Ask designers what exactly factors into their fees. Steph Calvert, owner of Hearts and Laserbeams in Long Beach, Calif., charges clients $75 an hour for design projects. Calvert tells clients a more complex website, including shopping cart functionality, logos and background images, can take five to seven hours to design and 30 to 35 to build.
Remember, the initial quote could change. “If your project only takes 30 minutes to complete, and I quoted ?you five hours, 30 minutes is all you pay for, ” Calvert says. But a project may also take a designer longer than expected.
Figure in Features
Don’t forget to figure in the cost of additional features. Blogs are typically not that difficult to add to a website, but building a blog within the site structure may require some minimal design costs, says Craft.
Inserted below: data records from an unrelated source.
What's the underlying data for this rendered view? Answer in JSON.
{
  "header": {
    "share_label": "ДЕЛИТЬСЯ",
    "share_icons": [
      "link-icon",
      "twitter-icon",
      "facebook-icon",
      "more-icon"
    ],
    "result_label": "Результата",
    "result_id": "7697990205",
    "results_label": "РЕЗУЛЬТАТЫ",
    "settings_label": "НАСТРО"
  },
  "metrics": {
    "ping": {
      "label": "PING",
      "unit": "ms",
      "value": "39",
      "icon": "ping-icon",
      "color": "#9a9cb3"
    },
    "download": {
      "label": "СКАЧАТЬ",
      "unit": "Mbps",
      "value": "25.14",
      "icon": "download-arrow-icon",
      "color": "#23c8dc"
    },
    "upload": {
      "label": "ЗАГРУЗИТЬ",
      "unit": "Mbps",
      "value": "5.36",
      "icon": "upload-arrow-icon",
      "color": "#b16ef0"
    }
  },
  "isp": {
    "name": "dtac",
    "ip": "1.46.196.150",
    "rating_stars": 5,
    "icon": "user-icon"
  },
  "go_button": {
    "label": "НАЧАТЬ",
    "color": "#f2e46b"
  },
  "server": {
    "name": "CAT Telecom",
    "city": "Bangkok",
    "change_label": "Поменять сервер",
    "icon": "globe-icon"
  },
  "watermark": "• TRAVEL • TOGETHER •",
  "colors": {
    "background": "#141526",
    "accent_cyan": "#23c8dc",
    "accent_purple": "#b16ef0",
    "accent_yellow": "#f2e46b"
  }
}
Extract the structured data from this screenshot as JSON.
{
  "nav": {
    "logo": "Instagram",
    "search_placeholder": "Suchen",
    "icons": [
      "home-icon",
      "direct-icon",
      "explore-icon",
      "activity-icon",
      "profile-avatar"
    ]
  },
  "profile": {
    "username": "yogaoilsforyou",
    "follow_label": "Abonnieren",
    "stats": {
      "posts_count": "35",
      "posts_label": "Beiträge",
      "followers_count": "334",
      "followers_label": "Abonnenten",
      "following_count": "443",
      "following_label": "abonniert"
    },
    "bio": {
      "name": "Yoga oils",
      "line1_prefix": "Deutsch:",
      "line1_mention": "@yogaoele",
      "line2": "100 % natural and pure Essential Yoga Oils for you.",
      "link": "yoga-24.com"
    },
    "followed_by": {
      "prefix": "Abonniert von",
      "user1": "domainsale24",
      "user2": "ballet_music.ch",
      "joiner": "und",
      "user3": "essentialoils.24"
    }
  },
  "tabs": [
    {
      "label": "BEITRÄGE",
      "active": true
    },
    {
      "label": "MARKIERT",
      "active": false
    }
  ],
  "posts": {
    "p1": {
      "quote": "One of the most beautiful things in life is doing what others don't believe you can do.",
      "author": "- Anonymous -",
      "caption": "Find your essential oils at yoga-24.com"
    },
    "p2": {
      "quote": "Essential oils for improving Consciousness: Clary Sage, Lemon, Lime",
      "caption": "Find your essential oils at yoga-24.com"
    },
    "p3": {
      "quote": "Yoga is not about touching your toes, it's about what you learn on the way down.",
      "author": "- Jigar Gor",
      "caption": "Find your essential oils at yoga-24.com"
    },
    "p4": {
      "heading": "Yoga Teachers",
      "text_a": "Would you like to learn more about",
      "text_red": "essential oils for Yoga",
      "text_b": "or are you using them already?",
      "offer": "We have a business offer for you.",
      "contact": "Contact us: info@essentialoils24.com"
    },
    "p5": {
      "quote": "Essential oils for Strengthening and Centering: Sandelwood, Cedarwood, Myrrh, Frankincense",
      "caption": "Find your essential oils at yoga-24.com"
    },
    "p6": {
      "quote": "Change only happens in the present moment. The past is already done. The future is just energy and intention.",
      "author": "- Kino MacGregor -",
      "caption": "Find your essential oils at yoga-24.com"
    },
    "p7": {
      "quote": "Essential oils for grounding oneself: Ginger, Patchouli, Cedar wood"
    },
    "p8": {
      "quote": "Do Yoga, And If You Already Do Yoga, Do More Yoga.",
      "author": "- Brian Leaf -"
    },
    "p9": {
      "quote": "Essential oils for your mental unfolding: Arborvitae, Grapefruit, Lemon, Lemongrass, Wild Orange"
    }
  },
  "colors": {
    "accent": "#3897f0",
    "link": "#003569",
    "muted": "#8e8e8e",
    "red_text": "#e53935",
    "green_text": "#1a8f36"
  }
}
And e-commerce features like online shopping carts might require monthly management fees on top of the initial cost of integrating it into your site.
Before entering into a contract, get a variety of quotes and take your time making a decision. “You can easily find some cost-effective solutions that are off the shelf that will allow you to test your website concept inexpensively,” Craft says. “Customize later if you need additional features.”